But what about seeing my neighbors as a kind of mission, another opportunity to spread the word of God to the people around me. I think a lot about the fact that I don’t really have much of a place to spread God’s love, work is predominantly Christian (at least the people I interact with), and aside from a couple of specific friends I will probably be having lifelong conversations with, I don’t have a lot of opportunities to simply be helpful to people.

Except I totally do.

I don’t know about choosing where you live specifically as a mission, something Rich touched on Sunday, but there’s plenty of mission to be had wherever you are. Clintonville’s a pretty nice place to live but everywhere has problems, people in need, or even just relationships that can be better.

For me, at least at first, it would probably be easier to build on something I already do, invite a neighbor to the monthly poker game, maybe time our daily klaw (that’s walk backwards so the dog doesn’t know what it is) so we can walk with our next door neighbors (assuming our dogs can learn to get along).

This is an area in which I feel personally challenged, which has the advantage of having a lot to write about, even if I don’t particularly know how to fix it at the moment. A lot of my life the last couple of years has been softening around people, not being so quick to judge, and to be more willing to give of myself, and to receive help (which Rich correctly assesses is actually harder to do).
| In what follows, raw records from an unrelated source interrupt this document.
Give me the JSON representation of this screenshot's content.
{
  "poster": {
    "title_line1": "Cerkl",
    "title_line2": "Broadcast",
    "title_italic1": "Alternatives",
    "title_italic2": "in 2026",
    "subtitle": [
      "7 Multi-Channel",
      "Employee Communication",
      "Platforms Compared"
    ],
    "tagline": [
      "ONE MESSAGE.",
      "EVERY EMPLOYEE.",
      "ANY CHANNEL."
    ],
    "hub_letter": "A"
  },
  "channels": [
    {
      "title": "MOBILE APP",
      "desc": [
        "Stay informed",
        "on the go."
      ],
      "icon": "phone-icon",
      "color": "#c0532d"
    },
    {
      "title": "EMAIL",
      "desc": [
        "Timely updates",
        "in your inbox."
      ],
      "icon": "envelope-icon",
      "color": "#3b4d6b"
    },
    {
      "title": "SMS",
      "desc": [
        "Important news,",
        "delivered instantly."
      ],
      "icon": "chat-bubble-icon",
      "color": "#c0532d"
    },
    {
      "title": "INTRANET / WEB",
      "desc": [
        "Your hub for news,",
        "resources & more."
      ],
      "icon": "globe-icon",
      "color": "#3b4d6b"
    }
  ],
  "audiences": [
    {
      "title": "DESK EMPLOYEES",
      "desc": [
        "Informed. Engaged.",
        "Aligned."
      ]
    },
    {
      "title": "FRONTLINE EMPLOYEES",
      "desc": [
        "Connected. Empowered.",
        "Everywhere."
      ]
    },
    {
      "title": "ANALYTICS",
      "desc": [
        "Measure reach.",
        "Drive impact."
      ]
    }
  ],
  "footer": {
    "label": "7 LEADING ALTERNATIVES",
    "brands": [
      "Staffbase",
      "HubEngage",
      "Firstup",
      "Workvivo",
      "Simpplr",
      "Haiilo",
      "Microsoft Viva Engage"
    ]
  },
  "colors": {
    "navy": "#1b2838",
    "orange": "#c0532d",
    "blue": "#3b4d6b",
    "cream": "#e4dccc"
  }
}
How about you? Do you find interacting with neighbors comes naturally, or is it something you really have to work at?